Another nice visual flourish is the way Till uses the illustrations from the comic book by means of segueing from one scene to another involving Rupaszov, but this doesn’t detract from the seriousness of the drama or make the violence any less impactful. Discrimination or abuse towards the handicapped is left to the thuggish criminals instead of thoughtless members of the public but is no less hard to watch.

Casting two non-professional, real life disabled people might seem a huge risk but it is one that pays off, not just politically but because they can act too. Activist and social media favourite Zoltán Fenyvesi is the intense one as Zolika, not letting his condition hamper his quality of life or his outlook, creating a unique chemistry with Ádám Fekete as Barba, a budding writer-director in the making who is dipping with charisma despite his handicap.
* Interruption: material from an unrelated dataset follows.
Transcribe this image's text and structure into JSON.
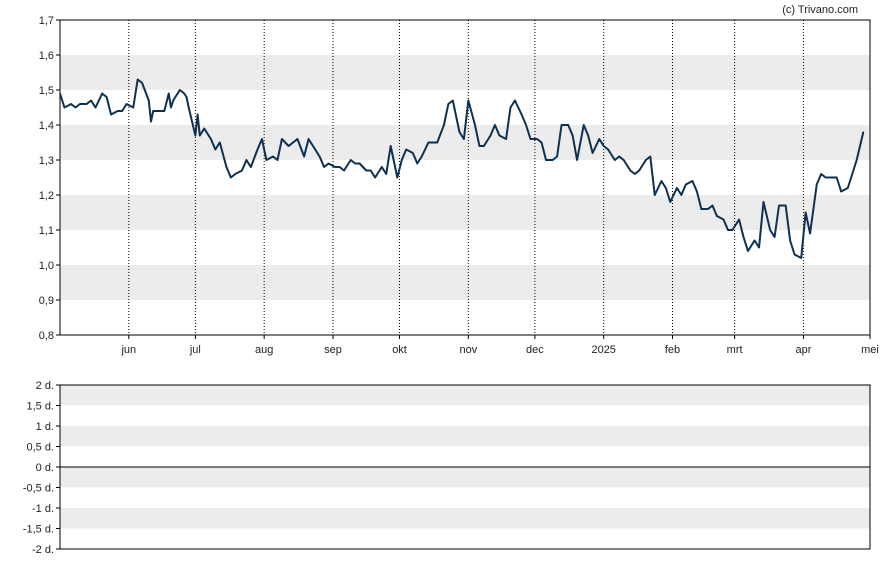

Established character actor Szabolcs Thuróczy is not disabled but he is very convincing in the role of Rupaszov, while carrying the heavy load of the acting as a gruff, hard bitten tough guy with a chip on his shoulder that hides a decent man trying putting his life back together. Apparently Till had Thuróczy workshop with his co-stars on acting and they make for a fun trio to watch.

The message is refreshing clear – don’t wallow in self-pity about your disability or expect others to feel sorry for you and enjoy your life to the max as much as you can. Till also reminds us not to underestimate handicapped people either at our risk, perhaps through an extreme example but at least it gets our attention and makes us think.

By avoiding the usual sentimental clichés and sympathy hunting plot beats associated with films of this nature, Kills On Wheels presents a provocative but, more importantly, uplifting and human representation of the difficult subject of disabilities. The title might be misleading but the lesson is absolutely on target.